PROBLEM → Copy the entries word for word. Keep the pictures out.

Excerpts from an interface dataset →
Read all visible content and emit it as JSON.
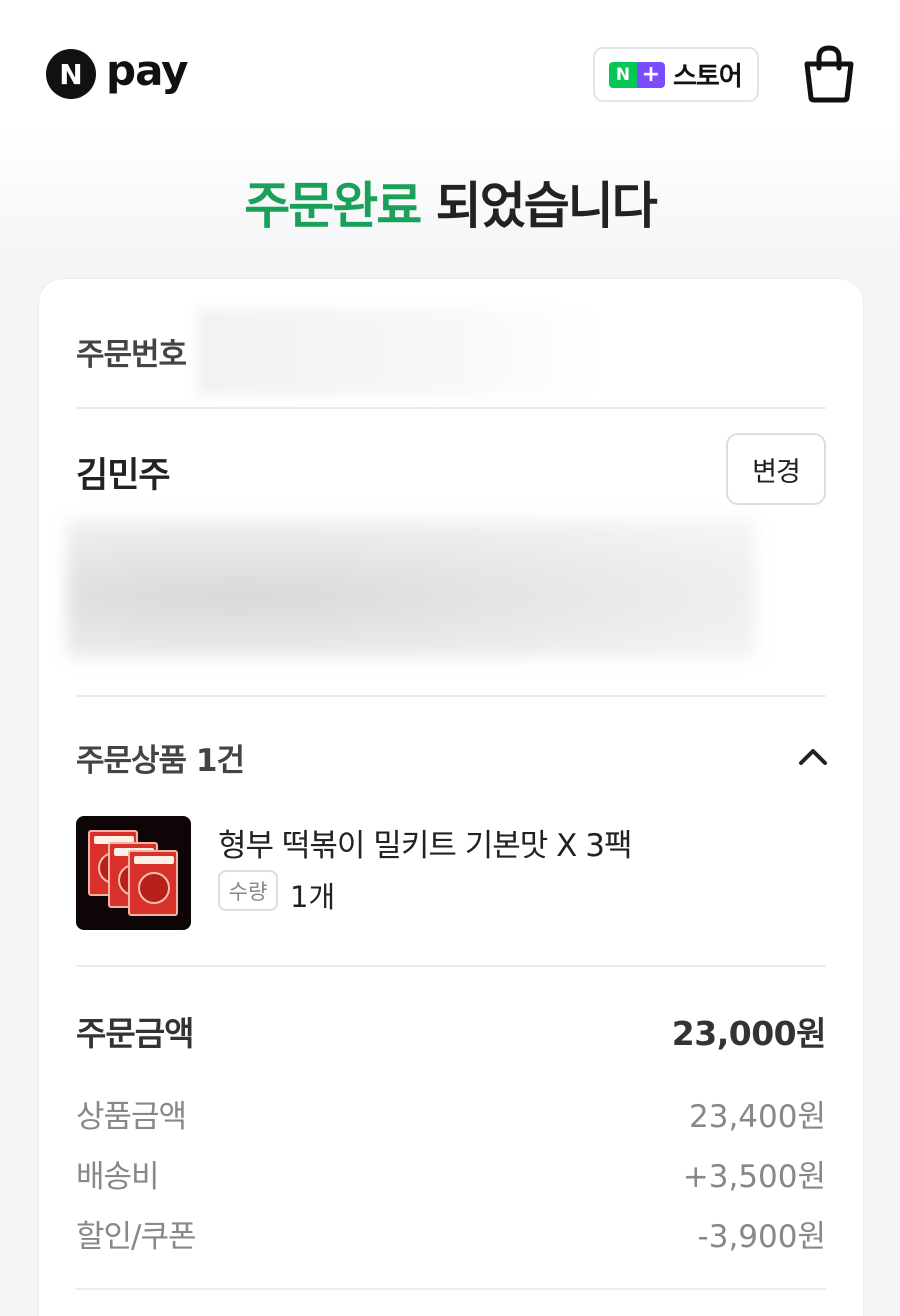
{
  "header": {
    "logo_mark": "N",
    "logo_text": "pay",
    "store_mark_n": "N",
    "store_mark_plus": "+",
    "store_label": "스토어",
    "cart_icon": "shopping-bag-icon"
  },
  "title": {
    "accent": "주문완료",
    "rest": " 되었습니다"
  },
  "order": {
    "number_label": "주문번호"
  },
  "recipient": {
    "name": "김민주",
    "change_label": "변경"
  },
  "products": {
    "heading": "주문상품 1건",
    "items": [
      {
        "name": "형부 떡볶이 밀키트 기본맛 X 3팩",
        "qty_label": "수량",
        "qty_value": "1개"
      }
    ]
  },
  "summary": {
    "total_label": "주문금액",
    "total_value": "23,000원",
    "rows": [
      {
        "label": "상품금액",
        "value": "23,400원"
      },
      {
        "label": "배송비",
        "value": "+3,500원"
      },
      {
        "label": "할인/쿠폰",
        "value": "-3,900원"
      }
    ]
  },
  "colors": {
    "accent": "#1ba05a",
    "naver_green": "#06c755",
    "naver_purple": "#7b4dff"
  }
}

TASK SOLUTION →
Read all visible content and emit it as JSON.
{
  "header": {
    "logo_mark": "N",
    "logo_text": "pay",
    "store_mark_n": "N",
    "store_mark_plus": "+",
    "store_label": "스토어",
    "cart_icon": "shopping-bag-icon"
  },
  "title": {
    "accent": "주문완료",
    "rest": " 되었습니다"
  },
  "order": {
    "number_label": "주문번호"
  },
  "recipient": {
    "name": "김민주",
    "change_label": "변경"
  },
  "products": {
    "heading": "주문상품 1건",
    "items": [
      {
        "name": "형부 떡볶이 밀키트 기본맛 X 3팩",
        "qty_label": "수량",
        "qty_value": "1개"
      }
    ]
  },
  "summary": {
    "total_label": "주문금액",
    "total_value": "23,000원",
    "rows": [
      {
        "label": "상품금액",
        "value": "23,400원"
      },
      {
        "label": "배송비",
        "value": "+3,500원"
      },
      {
        "label": "할인/쿠폰",
        "value": "-3,900원"
      }
    ]
  },
  "colors": {
    "accent": "#1ba05a",
    "naver_green": "#06c755",
    "naver_purple": "#7b4dff"
  }
}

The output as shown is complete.